Information supplied Block Start

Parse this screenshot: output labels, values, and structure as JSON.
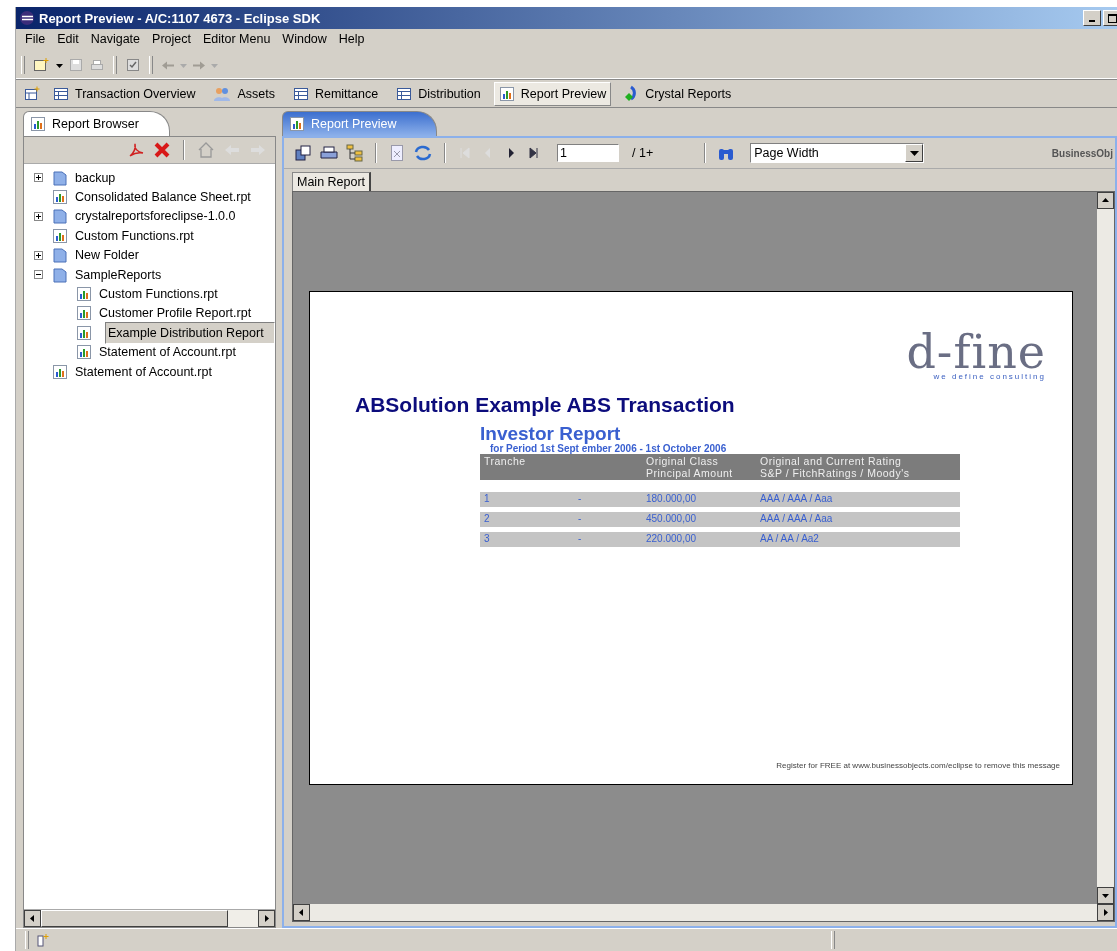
{
  "window": {
    "title": "Report Preview - A/C:1107 4673 - Eclipse SDK"
  },
  "menu": [
    "File",
    "Edit",
    "Navigate",
    "Project",
    "Editor Menu",
    "Window",
    "Help"
  ],
  "perspectives": [
    {
      "label": "Transaction Overview",
      "kind": "table",
      "selected": false
    },
    {
      "label": "Assets",
      "kind": "people",
      "selected": false
    },
    {
      "label": "Remittance",
      "kind": "table",
      "selected": false
    },
    {
      "label": "Distribution",
      "kind": "table",
      "selected": false
    },
    {
      "label": "Report Preview",
      "kind": "report",
      "selected": true
    },
    {
      "label": "Crystal Reports",
      "kind": "crystal",
      "selected": false
    }
  ],
  "report_browser": {
    "tab": "Report Browser",
    "tree": [
      {
        "label": "backup",
        "kind": "folder",
        "expanded": false,
        "selected": false
      },
      {
        "label": "Consolidated Balance Sheet.rpt",
        "kind": "report",
        "selected": false
      },
      {
        "label": "crystalreportsforeclipse-1.0.0",
        "kind": "folder",
        "expanded": false,
        "selected": false
      },
      {
        "label": "Custom Functions.rpt",
        "kind": "report",
        "selected": false
      },
      {
        "label": "New Folder",
        "kind": "folder",
        "expanded": false,
        "selected": false
      },
      {
        "label": "SampleReports",
        "kind": "folder",
        "expanded": true,
        "selected": false,
        "children": [
          {
            "label": "Custom Functions.rpt",
            "kind": "report",
            "selected": false
          },
          {
            "label": "Customer Profile Report.rpt",
            "kind": "report",
            "selected": false
          },
          {
            "label": "Example Distribution Report",
            "kind": "report",
            "selected": true
          },
          {
            "label": "Statement of Account.rpt",
            "kind": "report",
            "selected": false
          }
        ]
      },
      {
        "label": "Statement of Account.rpt",
        "kind": "report",
        "selected": false
      }
    ]
  },
  "editor": {
    "tab": "Report Preview",
    "page_field": "1",
    "page_count": "/ 1+",
    "zoom_select": "Page Width",
    "brand": "BusinessObj",
    "report_tab": "Main Report",
    "report": {
      "logo": "d-fine",
      "logo_tagline": "we define consulting",
      "title": "ABSolution Example ABS Transaction",
      "subtitle": "Investor Report",
      "period": "for Period 1st Sept ember 2006 - 1st October 2006",
      "columns": [
        "Tranche",
        "",
        "Original Class\nPrincipal Amount",
        "Original and Current Rating\nS&P / FitchRatings / Moody's"
      ],
      "rows": [
        [
          "1",
          "-",
          "180.000,00",
          "AAA / AAA / Aaa"
        ],
        [
          "2",
          "-",
          "450.000,00",
          "AAA / AAA / Aaa"
        ],
        [
          "3",
          "-",
          "220.000,00",
          "AA  / AA / Aa2"
        ]
      ],
      "footer": "Register for FREE at www.businessobjects.com/eclipse to remove this message"
    }
  }
}
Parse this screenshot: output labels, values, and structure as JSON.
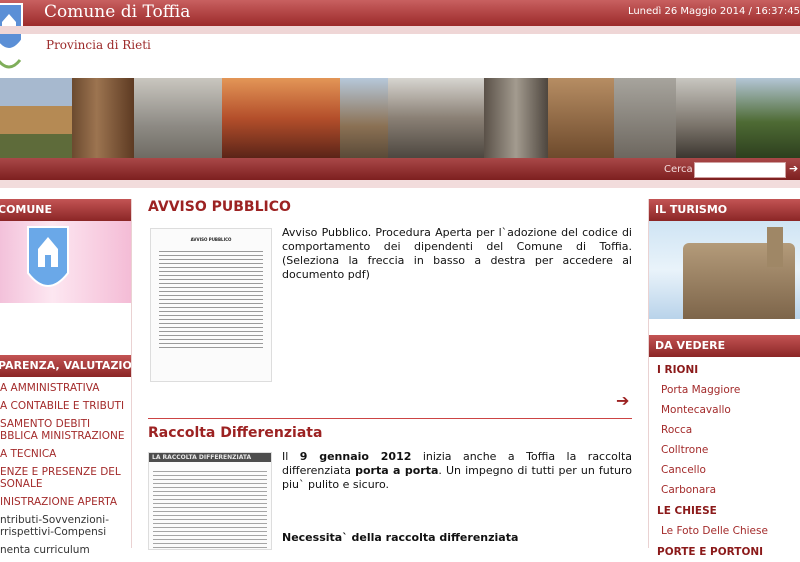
{
  "header": {
    "title": "Comune di Toffia",
    "date": "Lunedì 26 Maggio 2014 / 16:37:45",
    "province": "Provincia di Rieti"
  },
  "search": {
    "label": "Cerca",
    "placeholder": ""
  },
  "left": {
    "box_title": "COMUNE",
    "nav": [
      "PARENZA, VALUTAZIONE ERITO",
      "A AMMINISTRATIVA",
      "A CONTABILE E TRIBUTI",
      "SAMENTO DEBITI BBLICA MINISTRAZIONE",
      "A TECNICA",
      "ENZE E PRESENZE DEL SONALE",
      "INISTRAZIONE APERTA",
      "ntributi-Sovvenzioni-rrispettivi-Compensi",
      "nenta curriculum"
    ]
  },
  "main": {
    "avviso_title": "AVVISO PUBBLICO",
    "avviso_text": "Avviso Pubblico. Procedura Aperta per l`adozione del codice di comportamento dei dipendenti del Comune di Toffia. (Seleziona la freccia in basso a destra per accedere al documento pdf)",
    "avviso_arrow": "➔",
    "doc_heading": "AVVISO PUBBLICO",
    "raccolta_title": "Raccolta Differenziata",
    "raccolta_text_1": "Il ",
    "raccolta_date": "9 gennaio 2012",
    "raccolta_text_2": " inizia anche a Toffia la raccolta differenziata ",
    "raccolta_bold": "porta a porta",
    "raccolta_text_3": ". Un impegno di tutti per un futuro piu` pulito e sicuro.",
    "raccolta_thumb_label": "LA RACCOLTA DIFFERENZIATA",
    "necessita_title": "Necessita` della raccolta differenziata"
  },
  "right": {
    "turismo_title": "IL TURISMO",
    "vedere_title": "DA VEDERE",
    "sections": [
      {
        "cat": "I RIONI",
        "items": [
          "Porta Maggiore",
          "Montecavallo",
          "Rocca",
          "Colltrone",
          "Cancello",
          "Carbonara"
        ]
      },
      {
        "cat": "LE CHIESE",
        "items": [
          "Le Foto Delle Chiese"
        ]
      },
      {
        "cat": "PORTE E PORTONI",
        "items": []
      }
    ]
  },
  "colors": {
    "brand": "#9c2a2a",
    "link": "#a32b2b",
    "banner_top": "#c86060"
  }
}
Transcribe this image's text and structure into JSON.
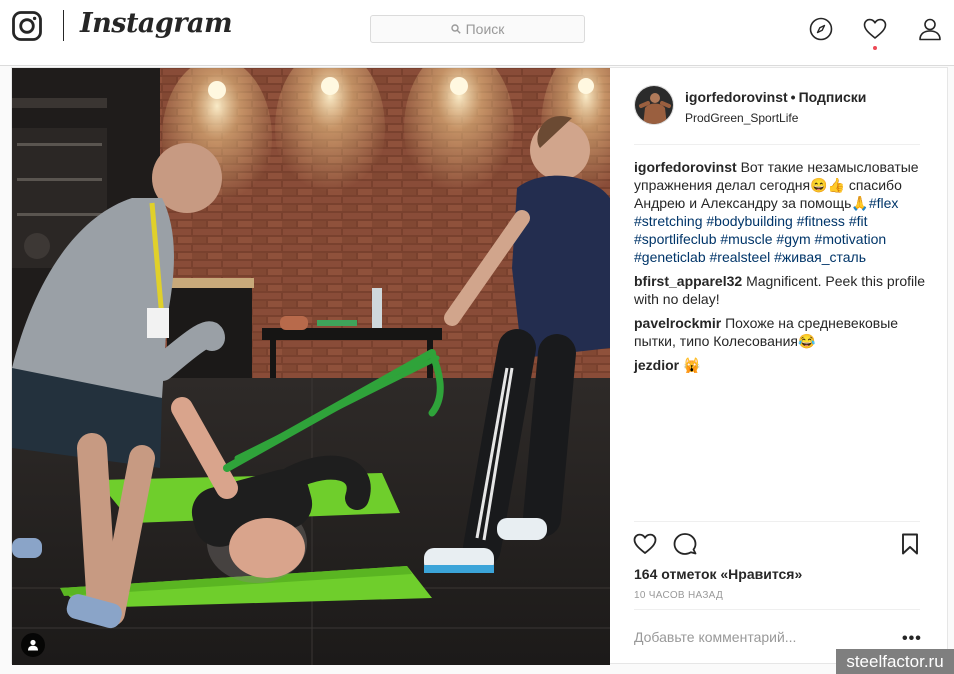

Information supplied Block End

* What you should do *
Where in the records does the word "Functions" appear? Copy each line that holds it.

* Exercise answer *
        "label": "Custom Functions.rpt",
            "label": "Custom Functions.rpt",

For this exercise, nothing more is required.